What a great Christmas or birthday present for a two year old!

For more information, videos and photos please visit

Why getting your child in performing arts could change their life!

by Rachel Crouch, Director of PPA kids.

I have worked with children from the age of four years to eighteen years for the last seven years of my life. I have taught them musical theatre, singing, drama, tap, ballet, modern and street jazz. I have seen twenty-six children go into West End shows and hundreds in TV programmes and commercials. However there was nothing more rewarding than seeing that little child who a term ago, was hiding behind her mummy’s leg screaming “I don’t want to go!” and is now standing in the centre of the stage singing a solo in the end of term show!  That for me is what performing arts training for children is all about.

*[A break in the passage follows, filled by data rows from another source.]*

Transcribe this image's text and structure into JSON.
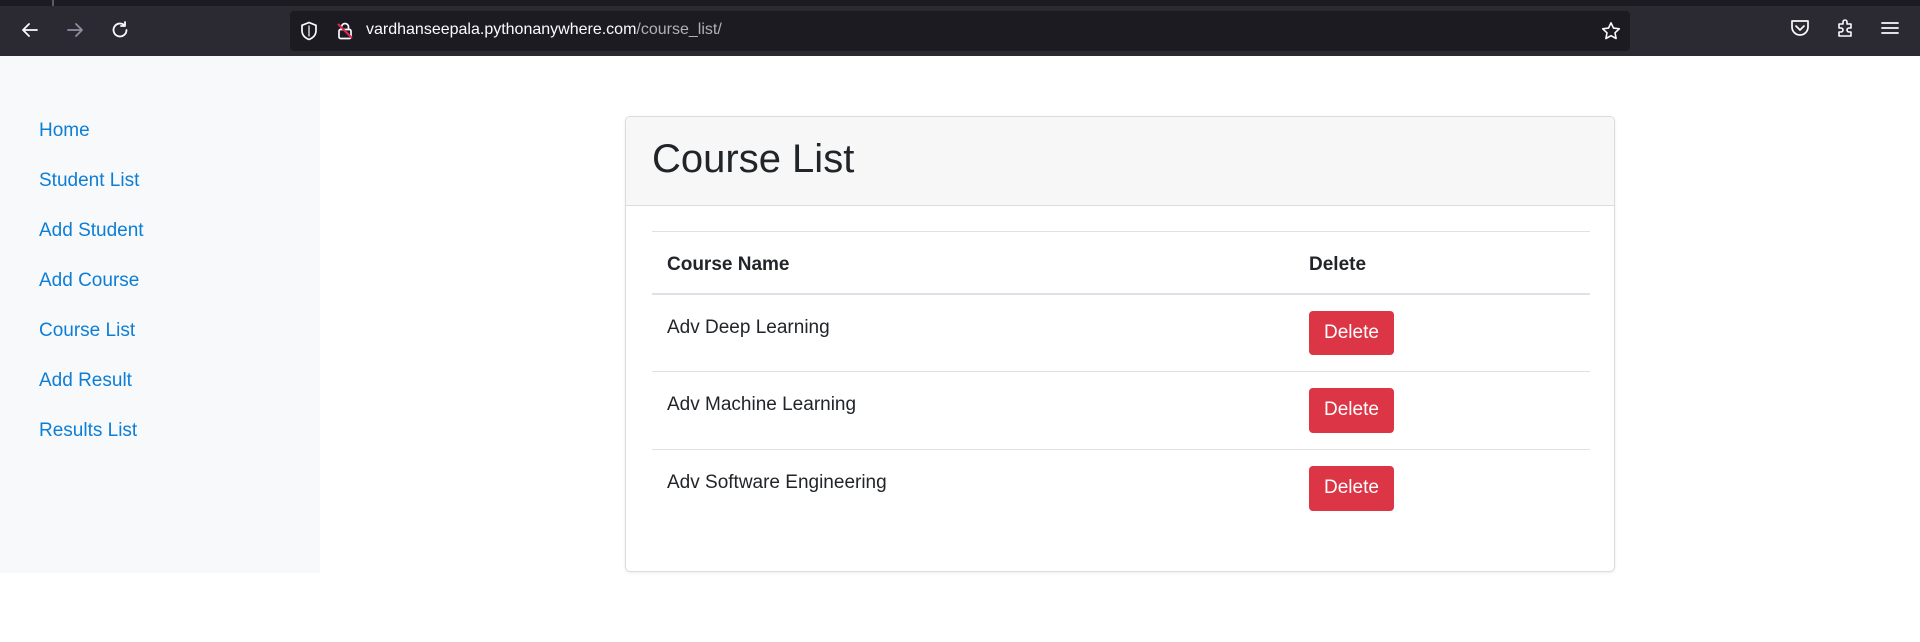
{
  "browser": {
    "url_host": "vardhanseepala.pythonanywhere.com",
    "url_path": "/course_list/",
    "icons": [
      "back-arrow-icon",
      "forward-arrow-icon",
      "reload-icon",
      "shield-icon",
      "lock-icon",
      "star-icon",
      "pocket-icon",
      "extensions-icon",
      "menu-icon"
    ]
  },
  "sidebar": {
    "items": [
      {
        "label": "Home"
      },
      {
        "label": "Student List"
      },
      {
        "label": "Add Student"
      },
      {
        "label": "Add Course"
      },
      {
        "label": "Course List"
      },
      {
        "label": "Add Result"
      },
      {
        "label": "Results List"
      }
    ]
  },
  "main": {
    "title": "Course List",
    "table": {
      "headers": [
        "Course Name",
        "Delete"
      ],
      "rows": [
        {
          "course_name": "Adv Deep Learning",
          "action": "Delete"
        },
        {
          "course_name": "Adv Machine Learning",
          "action": "Delete"
        },
        {
          "course_name": "Adv Software Engineering",
          "action": "Delete"
        }
      ]
    }
  },
  "colors": {
    "link": "#0d7ed6",
    "danger": "#dc3545",
    "chrome": "#2b2a33"
  }
}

Parents and teachers have even called me up to say ask what on earth have we done, because their child is now confident in class, asking questions in lessons, putting themselves forward for parts in the school Christmas concert, and in general is a completely different child.

There is something special about performing arts training for children. It seems to get the best out of every child. However it is important that parents choose the right performing arts school. As there are many who won’t get the best out of the children. So how do you know?  My advice is to go and watch the classes; a good school will have happy and confident children. All the children should be running through the door and the atmosphere should be exciting and full of energy.

The other great benefit of putting your child into a performing arts school, is to give them another circle of friends outside of school life. Children at my theatre school are all very good friends and support each other in class. Drama and musical theatre in particular teaches children team work and to respect other people’s ideas and opinions. It teaches focus and discipline and most importantly it is wonderful fun!

Ballet and modern have so many physical benefits as they work on core stability. Ballet improves co-ordination and is also fantastic for focus and discipline. Children can find ballet ‘boring’ so it is important to find a ballet school that teach this discipline in a fun way.

However the class you cannot beat as the children’s favourite is street jazz, there is nothing more fun than dancing like Cheryl Cole on a Saturday morning!

For further information on children’s dance and drama classes in the Guildford area visit or call 01483 684 067